Recently I left the mainland of Australia for the first time. I don’t count flying to other lands, since I didn’t experience the same physical separation.
This time my little red Suzuki and I were to be shipped ‘across the dtich’ as they say in Tasmania. From my first glimpse, across the promenade and sandy beach at Port Melbourne, I see that, appropriately, the Spirit of Tasmania vessel is red too.
Station Pier is quaintly old-fashioned, dwarfed by the ship. The actual shoreline is ringed with modern cafés and bars, with the light rail station’s open platform also the entry to a café. It’s so convenient that I think of the mad plot to get rid of the historic Newcastle Railway Station which similarly brings people right to the shore.
The other piers seem familiar, doubtless from Melbourne-based settings for crime shows and grainy grey art films; they are picturesque too — patterns and sculptures in weathered wood.

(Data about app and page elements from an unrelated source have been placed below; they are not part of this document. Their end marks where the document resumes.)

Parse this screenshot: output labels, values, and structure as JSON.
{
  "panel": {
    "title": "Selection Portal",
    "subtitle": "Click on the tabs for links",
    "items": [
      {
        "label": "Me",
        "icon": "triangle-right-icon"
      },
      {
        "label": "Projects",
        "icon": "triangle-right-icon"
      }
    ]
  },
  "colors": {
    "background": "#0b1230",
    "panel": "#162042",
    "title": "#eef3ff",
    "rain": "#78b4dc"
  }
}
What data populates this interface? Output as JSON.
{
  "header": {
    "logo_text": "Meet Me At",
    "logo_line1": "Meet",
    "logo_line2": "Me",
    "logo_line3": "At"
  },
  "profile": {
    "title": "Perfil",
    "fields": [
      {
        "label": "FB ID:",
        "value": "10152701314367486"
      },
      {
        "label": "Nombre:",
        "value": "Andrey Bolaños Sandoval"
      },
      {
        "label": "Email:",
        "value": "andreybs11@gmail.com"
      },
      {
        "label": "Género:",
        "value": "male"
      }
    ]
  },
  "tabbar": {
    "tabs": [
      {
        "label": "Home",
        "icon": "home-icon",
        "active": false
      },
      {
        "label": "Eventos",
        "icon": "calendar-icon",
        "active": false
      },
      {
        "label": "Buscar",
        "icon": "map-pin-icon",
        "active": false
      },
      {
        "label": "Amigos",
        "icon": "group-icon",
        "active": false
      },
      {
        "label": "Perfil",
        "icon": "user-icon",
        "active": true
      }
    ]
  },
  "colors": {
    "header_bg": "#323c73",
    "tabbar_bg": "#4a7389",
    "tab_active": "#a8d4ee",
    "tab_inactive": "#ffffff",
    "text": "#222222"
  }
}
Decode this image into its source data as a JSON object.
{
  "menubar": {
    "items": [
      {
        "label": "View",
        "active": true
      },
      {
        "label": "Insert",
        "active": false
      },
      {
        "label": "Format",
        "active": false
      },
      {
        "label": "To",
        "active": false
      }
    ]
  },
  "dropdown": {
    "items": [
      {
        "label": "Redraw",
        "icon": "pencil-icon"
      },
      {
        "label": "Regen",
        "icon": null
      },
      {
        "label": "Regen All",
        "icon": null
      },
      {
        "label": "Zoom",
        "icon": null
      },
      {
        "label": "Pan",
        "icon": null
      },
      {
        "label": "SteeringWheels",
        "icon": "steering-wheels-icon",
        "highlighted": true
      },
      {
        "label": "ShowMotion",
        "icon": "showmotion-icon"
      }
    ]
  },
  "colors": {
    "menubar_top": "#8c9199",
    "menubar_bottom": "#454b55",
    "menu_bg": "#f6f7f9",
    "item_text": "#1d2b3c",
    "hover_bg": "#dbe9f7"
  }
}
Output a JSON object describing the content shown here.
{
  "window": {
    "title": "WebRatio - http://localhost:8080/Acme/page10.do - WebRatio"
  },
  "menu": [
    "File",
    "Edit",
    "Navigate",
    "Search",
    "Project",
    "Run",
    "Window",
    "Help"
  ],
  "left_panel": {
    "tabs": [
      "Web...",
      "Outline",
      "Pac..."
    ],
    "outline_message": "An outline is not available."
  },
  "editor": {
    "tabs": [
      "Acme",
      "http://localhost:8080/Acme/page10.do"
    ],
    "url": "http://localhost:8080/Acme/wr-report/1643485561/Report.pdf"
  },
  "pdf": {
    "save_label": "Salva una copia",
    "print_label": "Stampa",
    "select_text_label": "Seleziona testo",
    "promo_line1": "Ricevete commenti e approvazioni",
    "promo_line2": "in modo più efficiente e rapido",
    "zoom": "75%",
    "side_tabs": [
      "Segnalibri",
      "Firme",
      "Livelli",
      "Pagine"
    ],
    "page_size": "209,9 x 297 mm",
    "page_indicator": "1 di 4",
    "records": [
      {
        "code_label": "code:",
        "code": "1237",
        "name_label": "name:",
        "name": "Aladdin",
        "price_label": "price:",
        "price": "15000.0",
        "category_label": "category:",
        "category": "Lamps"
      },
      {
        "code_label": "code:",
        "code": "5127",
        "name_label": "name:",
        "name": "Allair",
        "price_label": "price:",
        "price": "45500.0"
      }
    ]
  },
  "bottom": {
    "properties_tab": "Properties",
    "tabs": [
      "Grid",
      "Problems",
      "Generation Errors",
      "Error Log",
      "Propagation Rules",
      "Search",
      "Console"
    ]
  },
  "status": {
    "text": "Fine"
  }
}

But it takes ages for the lines of motorhomes and campers, 4WDS and cars, to creep around the loop, long past Customs where I surrender my camping gas bottle. By the time we are nearing the ship itself, the light is fading, the city turning pink. I regret anew that only night sailings are possible in these colder months.
I don’t realise that the seagulls will accompany us long into the dark, squawking and wheeling white in the lights above the boat.
Naturally I don’t manage to take a photo while driving into the maw of the ship, but it’s an experience indeed! Past corridors of parked transport trailers bereft of their prime movers, snaking around to go down a ribbed ramp, under a giant hatch that will be shut on top of us, and to be poked and packed into the narrow end with other small cars.
(Unfortunately I immediately forget on which level I abandoned the Suzi and will have trouble retrieving it.)
For the next hour, from the spray-dashed deck where only a dozen smokers and I congregate, all I see of Victoria is a seemingly endless thin flat strip of lights.
Twelve sleepless hours later — the ‘ocean recliners’ do not recline enough for sleep — I arrive in cold and wet Devonport, having been unable to see the approaching shore of this almost foreign land, Tasmania. I am disappointed, but too tired to do more than extricate the Suzi and head south to Hobart.